For manual focusing the lens has got a buttery smooth wide focus ring. Like the other E-mount lenses, the focus ring isn’t connected to the focusing mechanism directly so focusing is done ‘by-wire’. This works quite well, and after some practise I don’t mind the difference with a mechanical system anymore. Being a native Sony E-mount lens it supports all the focusing tricks built in to the Sony cameras. So the camera enlarges the image on your LCD screen of in your EVF when you rotate the focus ring if you are in manual focus mode. This makes for an enjoyable focusing experience.

This lens doesn’t have OSS (image stabilisation). You have to keep that in mind when using this lens. Because of the large maximum aperture you can gather enough light to keep the shutter speeds high enough to take sharp photos. But the Auto-ISO setting of the Sony camera’s doesn’t let you set your own minimal shutter speed (shame on you Sony, please fix this a.s.a.p), so it does let the shutter speed go down to as slow as 1/60s before cranking up the ISO-setting. In most situations this is fast enough to get a sharp photo with a wide lens if your subject is still, but it does mean you have to stabilise the camera before taking the photo. When you are used to lenses with stabilisation you might be a little more sloppy and get some misses you wouldn’t have anticipated.

The Zeiss 24 mm focuses as close as 16  cm (measured from the sensor, not the front of the lens). This means you can almost put the lens on top of your subject and get a sort of macro effect with a 1:4 enlargement ratio. Cropping the image in post processing will give you a macro-like effect.


In the following gallery you’ll find a selection of the photo’s I have taken with this lens. Most of the photos are shot in RAW and processed to taste and converted to JPEG using Lightroom 5. As you can see the photos are incredibly sharp. Zeiss lenses are known for their deep colours and great contrast sometimes called the Zeiss-pop. I must agree with this, the colours and (micro-) contrast of this lens are great! The image is sharpest in the centre, but is very acceptable across the whole frame. This is where a prime lens shines, and separates itself from a zoom lens. CA (purple fringing) is almost absent. If it does show in the most extreme situation with very high contrast it is easily corrected in post processing.

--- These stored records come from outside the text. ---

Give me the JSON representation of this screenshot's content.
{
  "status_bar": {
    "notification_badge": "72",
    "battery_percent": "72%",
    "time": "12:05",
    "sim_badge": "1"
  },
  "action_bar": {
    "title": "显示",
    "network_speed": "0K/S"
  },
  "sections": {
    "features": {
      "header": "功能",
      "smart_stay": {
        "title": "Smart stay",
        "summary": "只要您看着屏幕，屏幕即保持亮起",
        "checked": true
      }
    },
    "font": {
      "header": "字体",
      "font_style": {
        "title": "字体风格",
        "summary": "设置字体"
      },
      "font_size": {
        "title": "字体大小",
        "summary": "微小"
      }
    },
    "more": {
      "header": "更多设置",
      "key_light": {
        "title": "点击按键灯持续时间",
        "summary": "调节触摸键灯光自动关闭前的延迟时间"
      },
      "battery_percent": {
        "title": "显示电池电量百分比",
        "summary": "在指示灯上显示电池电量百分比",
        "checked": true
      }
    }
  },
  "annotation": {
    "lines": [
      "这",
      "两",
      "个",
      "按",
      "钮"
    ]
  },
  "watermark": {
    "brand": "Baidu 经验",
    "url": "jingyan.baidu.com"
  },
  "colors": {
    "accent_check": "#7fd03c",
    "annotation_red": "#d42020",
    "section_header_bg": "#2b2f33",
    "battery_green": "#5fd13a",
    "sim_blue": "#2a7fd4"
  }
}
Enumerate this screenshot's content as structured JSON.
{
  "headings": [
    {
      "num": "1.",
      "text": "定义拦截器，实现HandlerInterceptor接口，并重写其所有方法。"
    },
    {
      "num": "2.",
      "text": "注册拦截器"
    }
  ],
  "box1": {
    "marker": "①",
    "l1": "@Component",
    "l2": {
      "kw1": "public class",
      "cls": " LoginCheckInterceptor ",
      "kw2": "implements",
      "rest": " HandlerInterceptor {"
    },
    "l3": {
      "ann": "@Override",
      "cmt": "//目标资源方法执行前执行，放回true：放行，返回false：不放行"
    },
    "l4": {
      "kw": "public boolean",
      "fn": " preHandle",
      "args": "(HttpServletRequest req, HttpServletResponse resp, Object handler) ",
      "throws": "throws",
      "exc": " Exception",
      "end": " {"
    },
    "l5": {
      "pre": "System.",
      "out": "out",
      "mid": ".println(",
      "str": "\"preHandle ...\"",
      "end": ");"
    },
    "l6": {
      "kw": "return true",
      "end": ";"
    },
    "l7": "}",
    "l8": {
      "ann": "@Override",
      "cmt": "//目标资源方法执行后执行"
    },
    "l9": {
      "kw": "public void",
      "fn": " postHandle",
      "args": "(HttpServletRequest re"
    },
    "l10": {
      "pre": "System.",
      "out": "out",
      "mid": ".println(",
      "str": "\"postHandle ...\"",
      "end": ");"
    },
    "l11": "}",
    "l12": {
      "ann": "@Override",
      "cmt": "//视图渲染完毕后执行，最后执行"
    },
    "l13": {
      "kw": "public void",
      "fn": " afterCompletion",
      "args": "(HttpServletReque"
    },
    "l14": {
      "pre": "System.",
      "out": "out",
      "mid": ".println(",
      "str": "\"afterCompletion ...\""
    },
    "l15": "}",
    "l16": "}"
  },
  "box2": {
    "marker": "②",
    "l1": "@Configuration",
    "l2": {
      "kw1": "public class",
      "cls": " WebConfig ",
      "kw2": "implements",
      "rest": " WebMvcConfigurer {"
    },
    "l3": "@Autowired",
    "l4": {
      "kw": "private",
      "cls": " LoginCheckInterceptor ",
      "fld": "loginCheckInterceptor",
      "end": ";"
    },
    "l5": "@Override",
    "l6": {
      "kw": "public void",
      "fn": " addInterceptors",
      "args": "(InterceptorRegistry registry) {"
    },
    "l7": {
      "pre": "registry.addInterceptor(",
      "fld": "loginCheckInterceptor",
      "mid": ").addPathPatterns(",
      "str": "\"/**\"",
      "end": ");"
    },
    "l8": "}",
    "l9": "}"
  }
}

The bokeh (rendering of the out of focus areas) of this lens is very good, especially for such a wide lens. In most situations it  is quite soft and doesn’t distract from the subject too much. With the large maximum aperture of f1.8 you are able to create nice subject separation. The difference in image quality with the 16-50 mm kit lens is very clear.

Wrap up

Is this the best lens for your Sony E-mount camera? For me a 24 mm prime lens is the only prime I could use as an walk around lens. It’s wide enough for landscapes or architecture and still usable for a portait (when you take some care, a wide will never be ideal for portaits). Sharpness, colours and contrast of this lens is fantastic, coming from a kit lens you’ll be blow away by the difference. The large maximum aperture gives you a wide range of creative options, with a lot of control over your depth of field. That being said, a prime lens isn’t for everyone and I wouldn’t get a prime lens as an single lens. As an addition to other primes or one or more zooms this lens is great, and certainly the best native Sony E-mount prime (a lot of) money can buy.

Are there no drawback? Unfortunately there are some. Without OSS you do have to take some extra care to create sharp photos with less light. And of course the high price is a serious drawback. This lens is far from cheap.

Sony does have some nice affordable prime lenses with built in OSS and those lenses get great reviews. The focal length of those lenses (being 35 and 50 mm) makes them less suitable as walk around lenses (for my shooting style that is). So if 24 mm is the desired focal length this is the only native E-mount option.

I switched my Zeiss 24 mm for a Zeiss 16-70 mm (read my English review of the Sony Zeiss Vario Tessar T*E 16-70 mm f4 here) because a zoom lens is more versatile than a prime as an ‘go-to’ lens. But given the chance (and budget) I don’t have to think twice about buying this Zeiss 24 mm again! This is a fantastic lens, which is a joy to use.